CARSON CITY — Despite a slight increase in pedestrian deaths, the number of people killed in traffic accidents in Nevada plunged in 2011 and will end the year at slightly more than half of the record 2006 total.
Through Sunday, 231 people had died in Nevada traffic accidents, down 22 from the same time in 2010 and far less than the record 431 fatalities in 2006.
Only 64 of the deaths involved alcohol as a factor, barely half of the 126 in 2008.
In Clark County, 105 people have died on the highways this year, down 25 for the same time span last year.
“People are getting the message,” said Traci Pearl, administrator of the Nevada Office of Traffic Safety.
She attributes the decline to more attention on the part of drivers, more enforcement by police, less drinking and driving and the wearing of seat belts. Pearl warned residents to be particularly careful during the Christmas and New Year’s periods because people may be drinking at holiday parties.
Pearl said Monday her office has a “zero fatalities goal.”
“How many fatalities in Nevada are acceptable?” she asked. “Three hundred? Then how many fatalities are acceptable in your family? Of course you would say zero. If it should be zero in your family, then it should be zero for the state.”
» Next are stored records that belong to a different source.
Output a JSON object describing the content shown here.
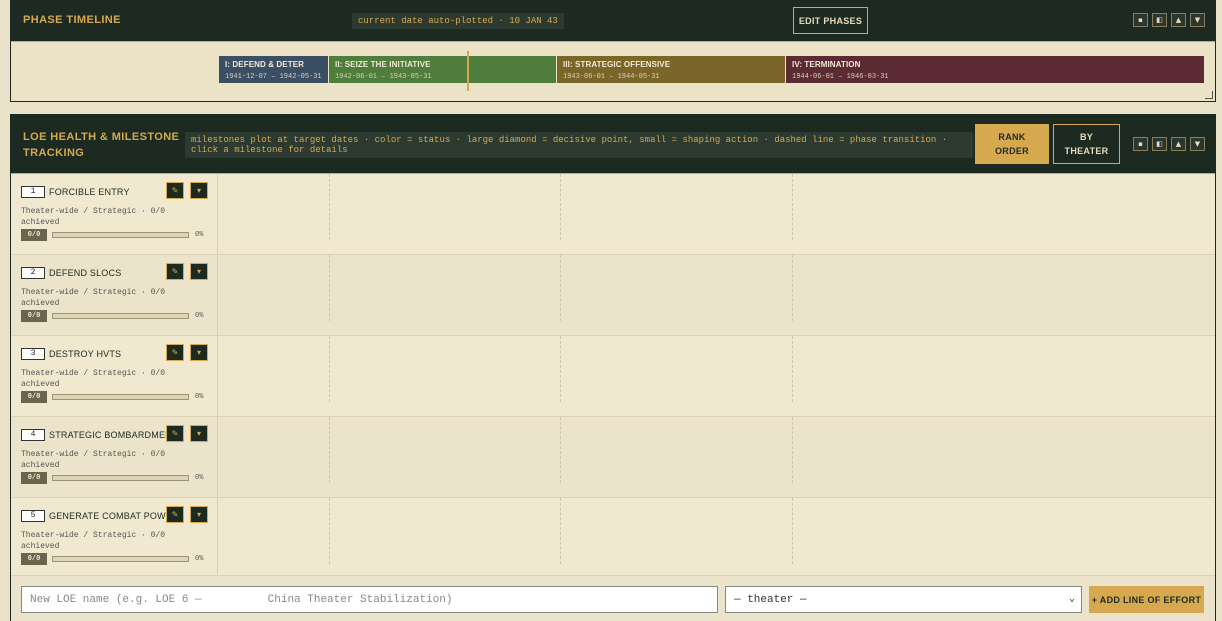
{
  "phase_timeline": {
    "title": "PHASE TIMELINE",
    "current_date_chip": "current date auto-plotted · 10 JAN 43",
    "edit_button": "EDIT PHASES",
    "controls": [
      "▪",
      "◧",
      "▲",
      "▼"
    ],
    "phases": [
      {
        "name": "I: DEFEND & DETER",
        "dates": "1941-12-07 – 1942-05-31",
        "color": "#3b4f64"
      },
      {
        "name": "II: SEIZE THE INITIATIVE",
        "dates": "1942-06-01 – 1943-05-31",
        "color": "#4e7d3c"
      },
      {
        "name": "III: STRATEGIC OFFENSIVE",
        "dates": "1943-06-01 – 1944-05-31",
        "color": "#7a6628"
      },
      {
        "name": "IV: TERMINATION",
        "dates": "1944-06-01 – 1946-03-31",
        "color": "#5c2a32"
      }
    ]
  },
  "loe_panel": {
    "title_line1": "LOE HEALTH & MILESTONE",
    "title_line2": "TRACKING",
    "legend_chip": "milestones plot at target dates · color = status · large diamond = decisive point, small = shaping action · dashed line = phase transition · click a milestone for details",
    "rank_order_line1": "RANK",
    "rank_order_line2": "ORDER",
    "by_theater_line1": "BY",
    "by_theater_line2": "THEATER",
    "controls": [
      "▪",
      "◧",
      "▲",
      "▼"
    ],
    "rows": [
      {
        "num": "1",
        "name": "FORCIBLE ENTRY",
        "sub": "Theater-wide / Strategic · 0/0 achieved",
        "count": "0/0",
        "pct": "0%",
        "progress": 0
      },
      {
        "num": "2",
        "name": "DEFEND SLOCS",
        "sub": "Theater-wide / Strategic · 0/0 achieved",
        "count": "0/0",
        "pct": "0%",
        "progress": 0
      },
      {
        "num": "3",
        "name": "DESTROY HVTS",
        "sub": "Theater-wide / Strategic · 0/0 achieved",
        "count": "0/0",
        "pct": "0%",
        "progress": 0
      },
      {
        "num": "4",
        "name": "STRATEGIC BOMBARDMENT",
        "sub": "Theater-wide / Strategic · 0/0 achieved",
        "count": "0/0",
        "pct": "0%",
        "progress": 0
      },
      {
        "num": "5",
        "name": "GENERATE COMBAT POWER",
        "sub": "Theater-wide / Strategic · 0/0 achieved",
        "count": "0/0",
        "pct": "0%",
        "progress": 0
      }
    ],
    "row_icons": [
      "✎",
      "▾"
    ],
    "add_form": {
      "name_placeholder": "New LOE name (e.g. LOE 6 —          China Theater Stabilization)",
      "theater_select": "— theater —",
      "add_button": "+ ADD LINE OF EFFORT"
    }
  }
}
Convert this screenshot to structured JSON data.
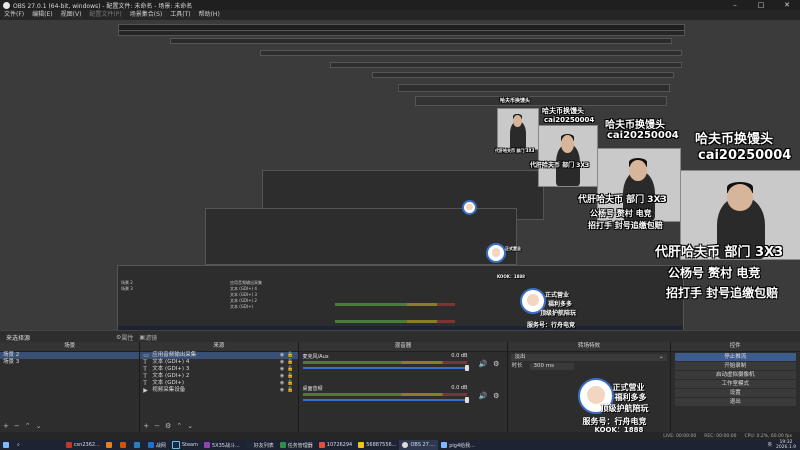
{
  "window": {
    "title": "OBS 27.0.1 (64-bit, windows) - 配置文件: 未命名 - 场景: 未命名",
    "controls": [
      "minimize-icon",
      "maximize-icon",
      "close-icon"
    ]
  },
  "menu": {
    "items": [
      "文件(F)",
      "编辑(E)",
      "视图(V)",
      "配置文件(P)",
      "场景集合(S)",
      "工具(T)",
      "帮助(H)"
    ]
  },
  "overlay": {
    "line1": "哈夫币换馒头",
    "line2": "cai20250004",
    "line3": "代肝哈夫币 部门 3X3",
    "line4": "公杨号 赘村 电竞",
    "line5": "招打手 封号追缴包赔",
    "badge_line1": "正式营业",
    "badge_line2": "福利多多",
    "badge_line3": "顶级护航陪玩",
    "badge_line4": "服务号：行舟电竞",
    "badge_line5": "KOOK：1888"
  },
  "bar": {
    "left_tab": "来选择源",
    "props_label": "属性",
    "filters_label": "滤镜"
  },
  "scenes": {
    "header": "场景",
    "items": [
      "场景 2",
      "场景 3"
    ]
  },
  "sources": {
    "header": "来源",
    "items": [
      {
        "icon": "monitor-icon",
        "label": "应用音频输出采集"
      },
      {
        "icon": "text-icon",
        "label": "文本 (GDI+) 4"
      },
      {
        "icon": "text-icon",
        "label": "文本 (GDI+) 3"
      },
      {
        "icon": "text-icon",
        "label": "文本 (GDI+) 2"
      },
      {
        "icon": "text-icon",
        "label": "文本 (GDI+)"
      },
      {
        "icon": "camera-icon",
        "label": "视频采集设备"
      }
    ]
  },
  "mixer": {
    "header": "混音器",
    "channels": [
      {
        "name": "麦克风/Aux",
        "db": "0.0 dB"
      },
      {
        "name": "桌面音频",
        "db": "0.0 dB"
      }
    ]
  },
  "transitions": {
    "header": "转场特效",
    "type": "淡出",
    "duration_label": "时长",
    "duration_value": "300 ms"
  },
  "controls": {
    "header": "控件",
    "buttons": [
      "停止推流",
      "开始录制",
      "启动虚拟摄像机",
      "工作室模式",
      "设置",
      "退出"
    ]
  },
  "status": {
    "live": "LIVE: 00:00:00",
    "rec": "REC: 00:00:00",
    "cpu": "CPU: 0.2%, 60.00 fps"
  },
  "taskbar": {
    "items": [
      "csn2362...",
      "",
      "",
      "",
      "战网",
      "Steam",
      "5X35战斗...",
      "好友列表",
      "任务管理器",
      "10726294",
      "56887556...",
      "OBS 27....",
      "pig4给我..."
    ],
    "tray": {
      "lang": "英",
      "time": "19:32",
      "date": "2026.1.9"
    }
  }
}
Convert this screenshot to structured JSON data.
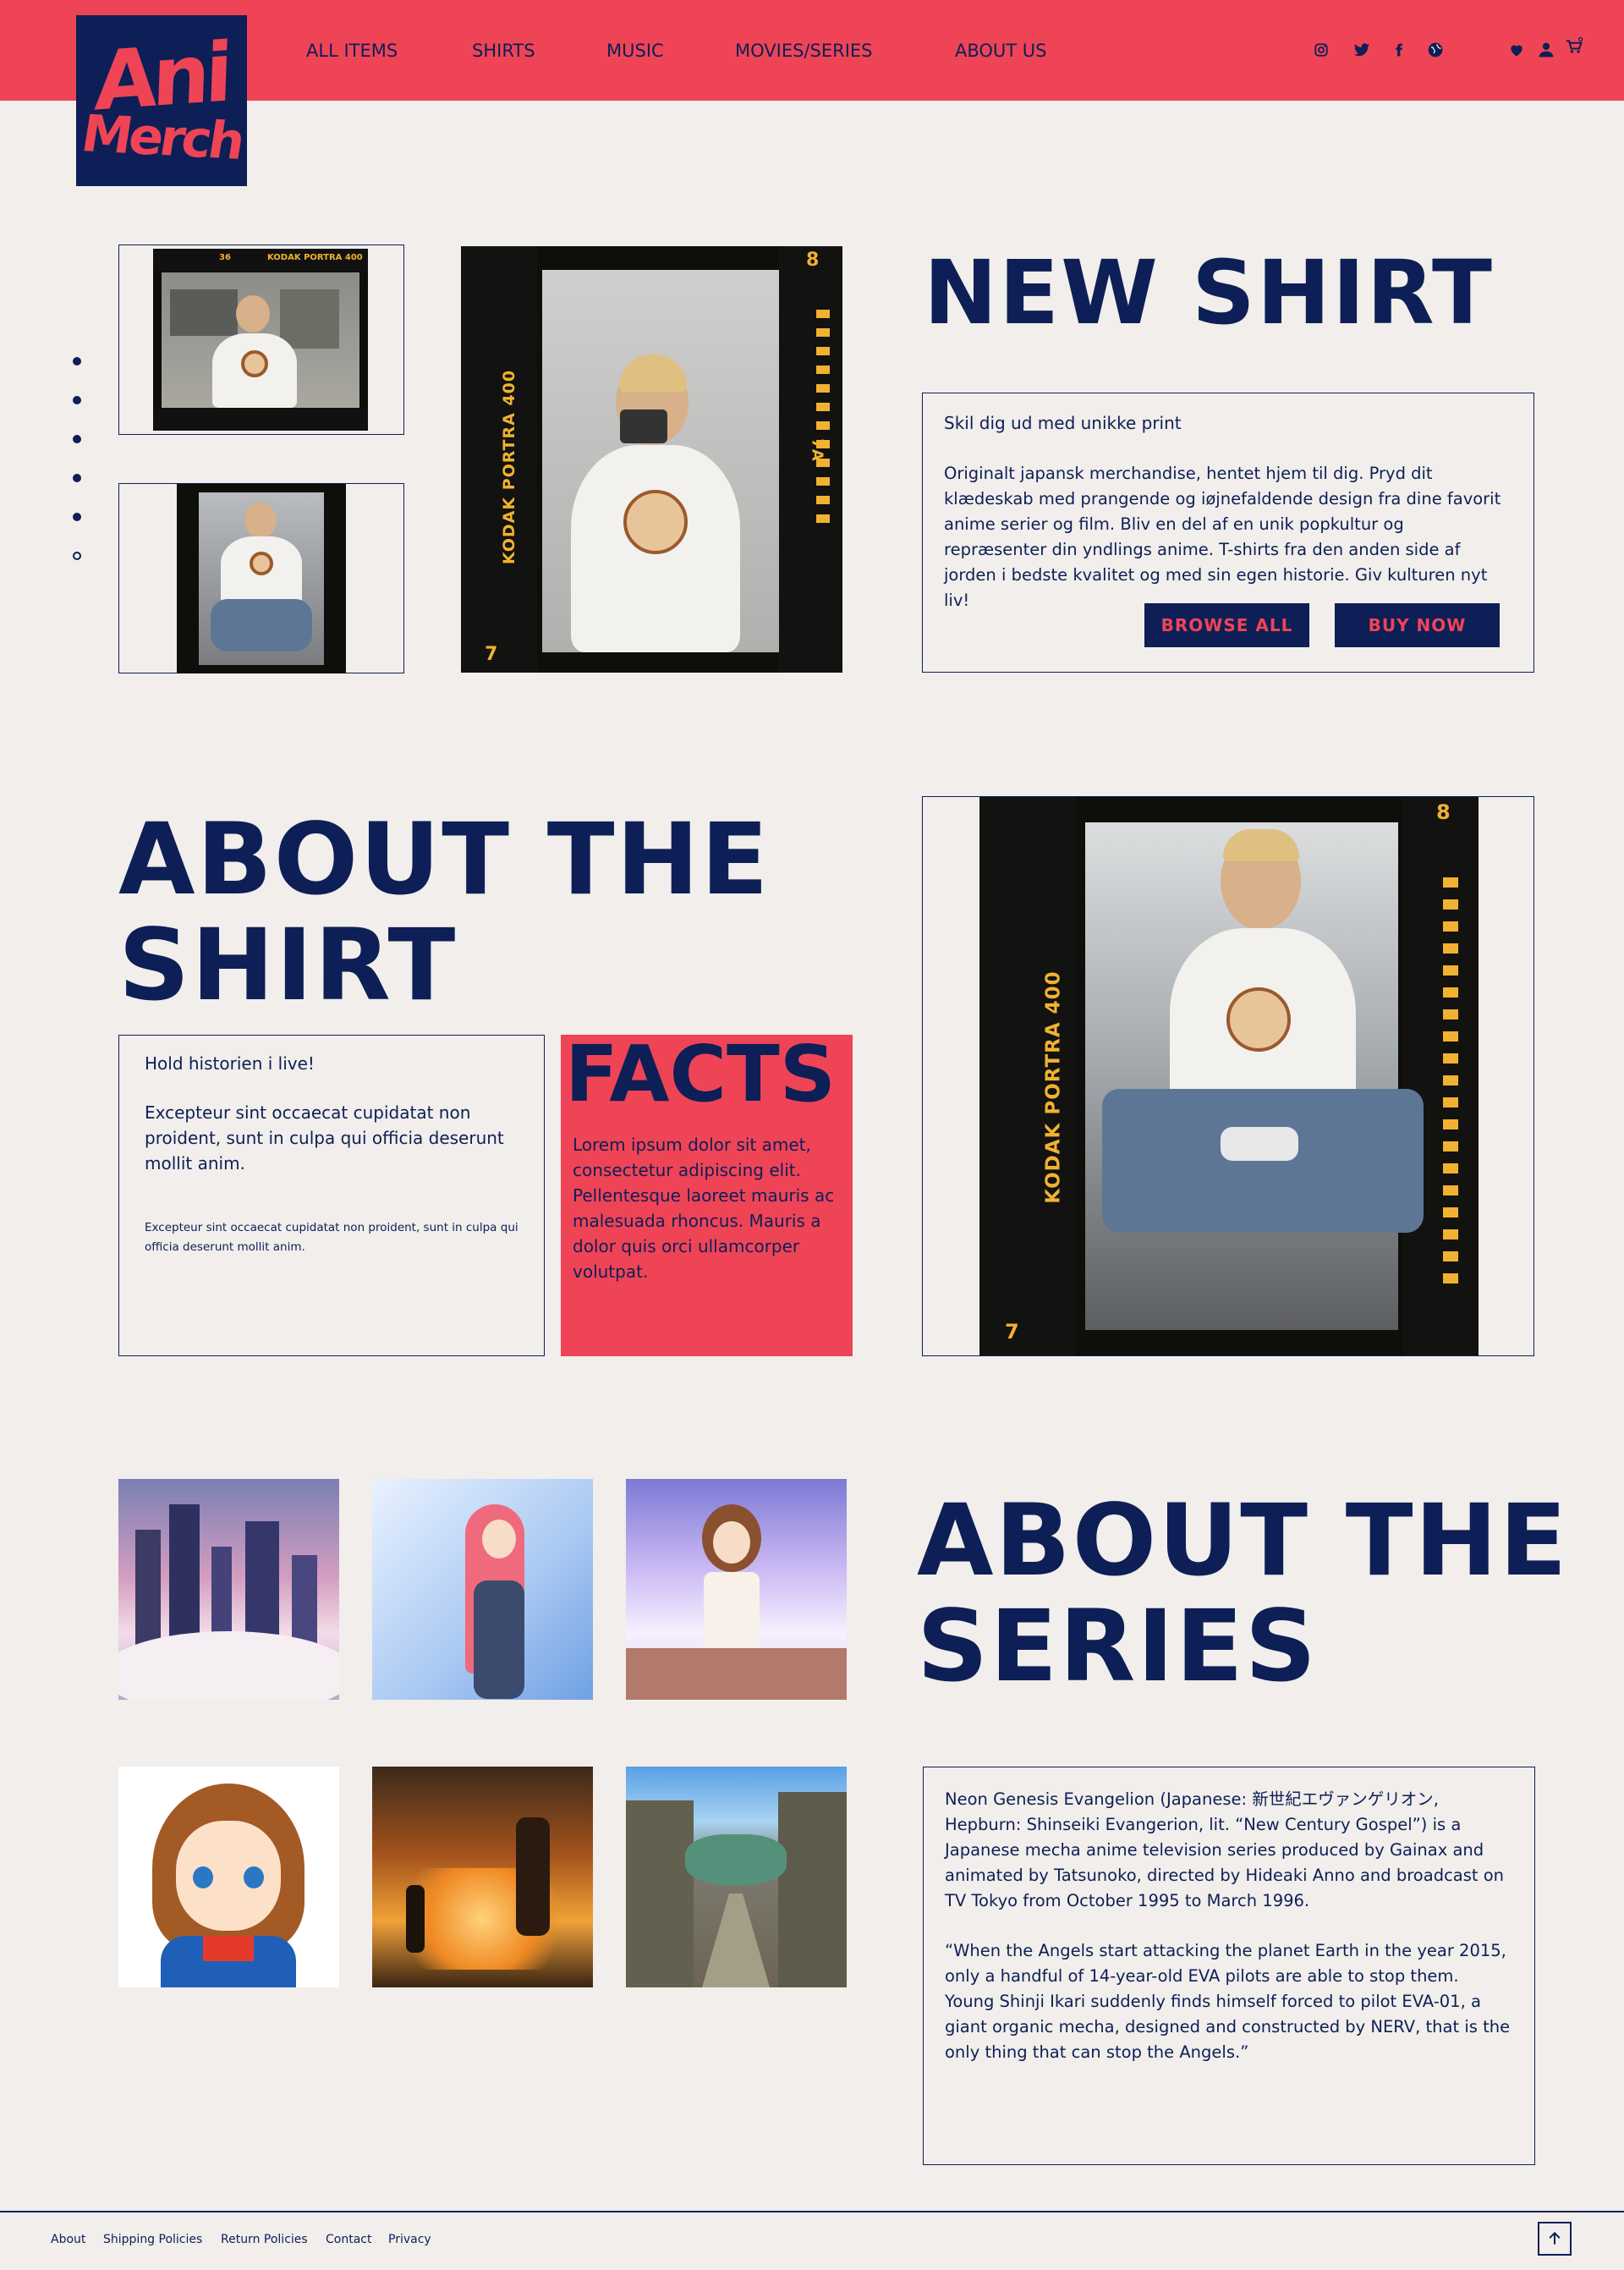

Through Sunday, 42 pedestrians had died in Nevada, more than the 41 killed in 2010. Twenty-eight of them died in Clark County, two fewer than in 2010.
Las Vegas was ranked the sixth-most dangerous city for pedestrians in the spring by Transportation for America, a Washington, D.C., advocacy group. It found 2.5 pedestrian deaths per 100,000 residents per year, above the 1.6 national average.
But that study does not factor in the number of tourists who visit Las Vegas, which is expected to be near the record of
39 million this year.
Reno reported nine pedestrian deaths, up from four in 2010. The Reno deaths included J.K. Metzker, a popular television sports broadcaster killed crossing a busy street adjacent to the University of Nevada, Reno campus after a football game. He was not crossing Virginia Street at a designated pedestrian crosswalk.
Part of the reason for the decline in fatalities also may be because people are not driving as much, Pearl said. But she said the National Highway Traffic Safety Administration, which compiles the fatality rates per 100 million miles driven, does not have recent figures for Nevada.
That federal agency said in 2010 there was a slight increase of 0.7 percent in miles driven nationally, but a 3 percent decline in highway deaths, to 32,788, across the country. Pearl added Nevada’s drop in highway fatalities since 2006 is the fifth-best among the states.